**Task directions:** Search the entries for the word "this" and return every line where it is found.

[Input data Boundary: Start]

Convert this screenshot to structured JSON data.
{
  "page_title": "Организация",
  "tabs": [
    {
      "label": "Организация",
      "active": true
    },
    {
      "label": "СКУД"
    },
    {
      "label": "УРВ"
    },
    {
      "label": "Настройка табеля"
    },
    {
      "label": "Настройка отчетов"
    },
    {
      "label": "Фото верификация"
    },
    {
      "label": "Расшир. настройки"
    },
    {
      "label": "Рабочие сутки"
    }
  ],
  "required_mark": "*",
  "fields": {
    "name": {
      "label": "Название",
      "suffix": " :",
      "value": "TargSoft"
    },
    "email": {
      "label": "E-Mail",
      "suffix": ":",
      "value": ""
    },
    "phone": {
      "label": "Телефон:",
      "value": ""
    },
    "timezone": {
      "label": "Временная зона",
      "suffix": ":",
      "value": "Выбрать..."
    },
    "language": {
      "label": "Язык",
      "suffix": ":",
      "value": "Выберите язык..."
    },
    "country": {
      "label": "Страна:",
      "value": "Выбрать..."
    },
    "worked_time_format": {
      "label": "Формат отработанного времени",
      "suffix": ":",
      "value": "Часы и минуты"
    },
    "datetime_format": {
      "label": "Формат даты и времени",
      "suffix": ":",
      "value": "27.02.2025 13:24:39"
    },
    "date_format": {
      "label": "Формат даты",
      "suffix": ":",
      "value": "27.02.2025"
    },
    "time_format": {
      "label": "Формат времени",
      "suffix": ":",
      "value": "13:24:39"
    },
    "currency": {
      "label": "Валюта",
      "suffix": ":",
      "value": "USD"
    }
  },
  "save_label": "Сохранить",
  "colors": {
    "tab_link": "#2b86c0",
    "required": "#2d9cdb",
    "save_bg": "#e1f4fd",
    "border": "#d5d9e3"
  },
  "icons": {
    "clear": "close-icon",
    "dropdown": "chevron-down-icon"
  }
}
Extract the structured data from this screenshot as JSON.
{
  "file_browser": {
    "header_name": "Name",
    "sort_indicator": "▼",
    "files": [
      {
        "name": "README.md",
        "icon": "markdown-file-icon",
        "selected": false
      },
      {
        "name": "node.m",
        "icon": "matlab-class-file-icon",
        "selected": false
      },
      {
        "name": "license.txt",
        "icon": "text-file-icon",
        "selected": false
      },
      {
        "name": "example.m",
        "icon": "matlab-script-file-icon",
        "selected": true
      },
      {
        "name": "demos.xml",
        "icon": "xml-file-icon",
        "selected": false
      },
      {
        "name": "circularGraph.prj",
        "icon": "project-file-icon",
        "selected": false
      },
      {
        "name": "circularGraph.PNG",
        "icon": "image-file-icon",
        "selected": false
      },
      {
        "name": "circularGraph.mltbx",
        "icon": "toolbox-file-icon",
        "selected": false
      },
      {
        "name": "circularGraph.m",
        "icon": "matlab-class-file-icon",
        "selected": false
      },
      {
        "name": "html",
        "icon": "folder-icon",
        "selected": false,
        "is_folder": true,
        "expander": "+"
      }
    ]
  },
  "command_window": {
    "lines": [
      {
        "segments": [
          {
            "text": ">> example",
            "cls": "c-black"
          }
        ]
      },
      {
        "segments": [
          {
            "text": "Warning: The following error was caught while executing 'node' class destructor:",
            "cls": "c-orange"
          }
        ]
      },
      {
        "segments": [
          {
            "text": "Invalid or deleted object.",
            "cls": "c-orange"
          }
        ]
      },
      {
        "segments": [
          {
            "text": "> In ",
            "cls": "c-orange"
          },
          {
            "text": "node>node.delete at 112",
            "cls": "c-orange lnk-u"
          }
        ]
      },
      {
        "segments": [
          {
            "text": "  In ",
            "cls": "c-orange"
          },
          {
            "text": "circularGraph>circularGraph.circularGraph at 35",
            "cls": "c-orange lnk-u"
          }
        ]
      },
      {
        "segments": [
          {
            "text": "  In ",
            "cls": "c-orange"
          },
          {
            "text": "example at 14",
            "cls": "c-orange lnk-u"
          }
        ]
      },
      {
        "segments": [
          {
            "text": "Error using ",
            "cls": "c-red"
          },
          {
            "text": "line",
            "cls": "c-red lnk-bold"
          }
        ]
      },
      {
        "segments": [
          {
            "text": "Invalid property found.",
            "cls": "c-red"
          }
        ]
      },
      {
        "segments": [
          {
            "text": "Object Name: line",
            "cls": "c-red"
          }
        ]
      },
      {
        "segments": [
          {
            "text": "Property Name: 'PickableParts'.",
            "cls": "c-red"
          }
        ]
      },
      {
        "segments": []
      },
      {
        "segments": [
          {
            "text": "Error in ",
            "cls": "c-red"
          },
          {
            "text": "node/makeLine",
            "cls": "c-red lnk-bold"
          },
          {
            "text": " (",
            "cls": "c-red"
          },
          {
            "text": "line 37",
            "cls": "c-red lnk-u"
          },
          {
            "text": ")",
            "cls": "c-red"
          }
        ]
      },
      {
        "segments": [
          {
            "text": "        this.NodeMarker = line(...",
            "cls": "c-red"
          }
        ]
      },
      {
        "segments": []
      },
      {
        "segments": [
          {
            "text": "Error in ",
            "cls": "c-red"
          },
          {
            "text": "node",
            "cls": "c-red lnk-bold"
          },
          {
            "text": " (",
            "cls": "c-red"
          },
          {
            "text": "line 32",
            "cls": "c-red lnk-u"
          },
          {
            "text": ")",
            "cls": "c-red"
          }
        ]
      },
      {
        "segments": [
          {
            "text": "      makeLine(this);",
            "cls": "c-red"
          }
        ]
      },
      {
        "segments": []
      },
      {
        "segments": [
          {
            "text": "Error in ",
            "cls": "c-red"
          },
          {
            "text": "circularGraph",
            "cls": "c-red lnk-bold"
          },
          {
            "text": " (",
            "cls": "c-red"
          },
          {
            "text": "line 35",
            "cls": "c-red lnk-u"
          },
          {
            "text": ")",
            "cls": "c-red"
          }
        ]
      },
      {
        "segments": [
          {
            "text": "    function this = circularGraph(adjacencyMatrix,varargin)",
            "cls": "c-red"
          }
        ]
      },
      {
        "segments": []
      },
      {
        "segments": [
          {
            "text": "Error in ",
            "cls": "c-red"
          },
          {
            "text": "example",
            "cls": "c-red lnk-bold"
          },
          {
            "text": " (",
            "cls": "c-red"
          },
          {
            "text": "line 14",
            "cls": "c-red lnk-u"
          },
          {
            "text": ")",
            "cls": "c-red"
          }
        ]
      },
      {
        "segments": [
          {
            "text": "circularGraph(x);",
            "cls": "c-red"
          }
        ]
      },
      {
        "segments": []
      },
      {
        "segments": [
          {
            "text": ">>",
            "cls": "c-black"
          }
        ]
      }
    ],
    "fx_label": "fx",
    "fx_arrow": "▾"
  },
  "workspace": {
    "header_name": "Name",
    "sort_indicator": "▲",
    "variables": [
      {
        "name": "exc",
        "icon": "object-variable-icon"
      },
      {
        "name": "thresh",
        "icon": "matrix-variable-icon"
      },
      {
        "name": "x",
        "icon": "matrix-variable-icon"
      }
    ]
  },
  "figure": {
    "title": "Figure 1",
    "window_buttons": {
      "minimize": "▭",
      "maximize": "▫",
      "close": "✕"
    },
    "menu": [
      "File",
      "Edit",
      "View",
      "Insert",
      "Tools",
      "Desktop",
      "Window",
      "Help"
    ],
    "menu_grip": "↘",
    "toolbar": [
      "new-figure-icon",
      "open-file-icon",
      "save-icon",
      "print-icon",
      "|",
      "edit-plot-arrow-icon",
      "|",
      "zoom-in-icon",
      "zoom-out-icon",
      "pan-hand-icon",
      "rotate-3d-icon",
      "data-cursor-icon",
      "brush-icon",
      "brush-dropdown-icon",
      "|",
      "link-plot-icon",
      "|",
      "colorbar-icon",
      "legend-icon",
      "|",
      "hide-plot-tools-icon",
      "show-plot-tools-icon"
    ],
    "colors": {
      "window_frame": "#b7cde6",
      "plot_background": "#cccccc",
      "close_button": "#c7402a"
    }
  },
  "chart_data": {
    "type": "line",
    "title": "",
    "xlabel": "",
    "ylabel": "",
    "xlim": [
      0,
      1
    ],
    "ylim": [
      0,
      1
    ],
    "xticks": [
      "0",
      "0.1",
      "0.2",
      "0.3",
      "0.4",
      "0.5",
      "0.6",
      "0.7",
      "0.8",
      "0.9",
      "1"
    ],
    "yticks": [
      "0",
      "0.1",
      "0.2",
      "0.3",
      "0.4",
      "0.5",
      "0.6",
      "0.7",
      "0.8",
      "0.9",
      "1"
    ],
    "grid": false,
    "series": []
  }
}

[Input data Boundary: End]

**Finished task:**
Convert this screenshot to structured JSON data.
Extract the structured data from this screenshot as JSON.
            "text": "        this.NodeMarker = line(...",
            "text": "      makeLine(this);",
            "text": "    function this = circularGraph(adjacencyMatrix,varargin)",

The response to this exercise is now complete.